Contracts valued at £27 million have been awarded by BT for what it says is its biggest ever subsea engineering project in UK territorial waters, bringing high speed broadband services to the Scottish islands.
Three companies have been given the work of laying subsea high speed fibre optic cables under the Minch from Ullapool on the Scottish mainland to Stornoway in the Western Isles. Chelmsford based Global Marine Systems will carry out detailed marine route surveys and supply the cables; French company Orange Marine will lay some 250 miles of subsea cable; and Hampshire based A-2-Sea Solutions will carry out related onshore works to connect the cables to BT’s terrestrial network.
The main cable will run for almost 50 miles and there will be 20 shorter cables connecting other areas of the Hebrides and the Northern Isles.
The contracts are part of a £146 million investment agreed between BT and development agency Highlands and Islands Enterprise (HIE) earlier this year to bring high speed broadband to communities throughout the north of Scotland. The project is led by HIE and is being delivered by BT, with £126.4 million of public money and £19.4 million from BT.
Some 84% of Highlands and Islands homes and businesses are to have access to the latest high speed fibre optic broadband by the end of 2016. The overall project will involve laying more than 497 miles of cable on land and about 250 miles of subsea cable.
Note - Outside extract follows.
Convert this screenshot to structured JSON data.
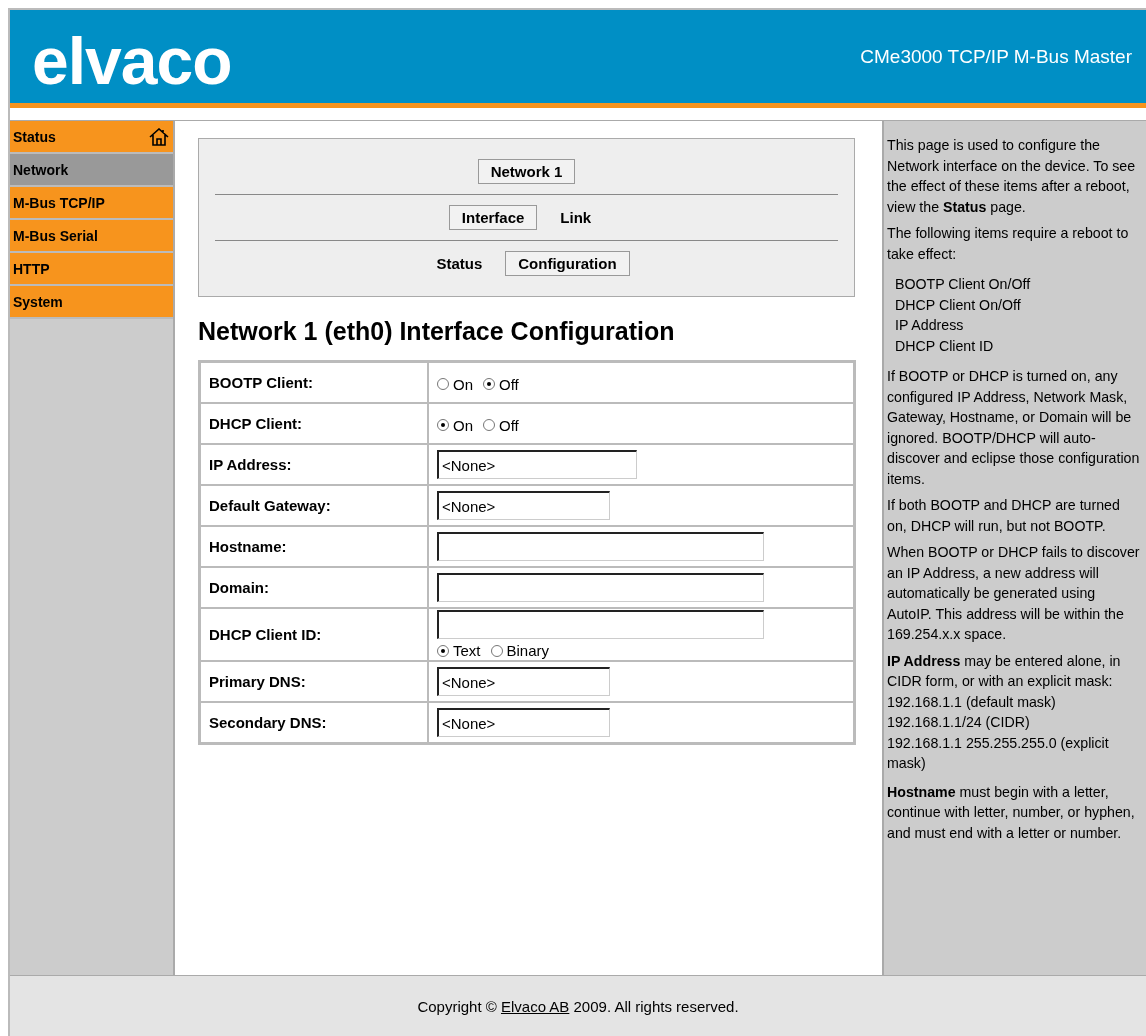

Bringing broadband to the Highlands and Islands has been called one of the most ambitious infrastructure projects in Scotland’s history, seen by the Scottish government as providing a platform for economic development and regeneration.
BT Scotland director Brendan Dick said: “The size of the task presents a massive challenge, not only because of the number of cables involved but also the fact that the work has to be completed within a single, six month weather window.
“The pressure is on but we’re confident that in just over a year’s time the Highlands and Islands will be set to benefit from its own network of underwater, fibre optic cables.”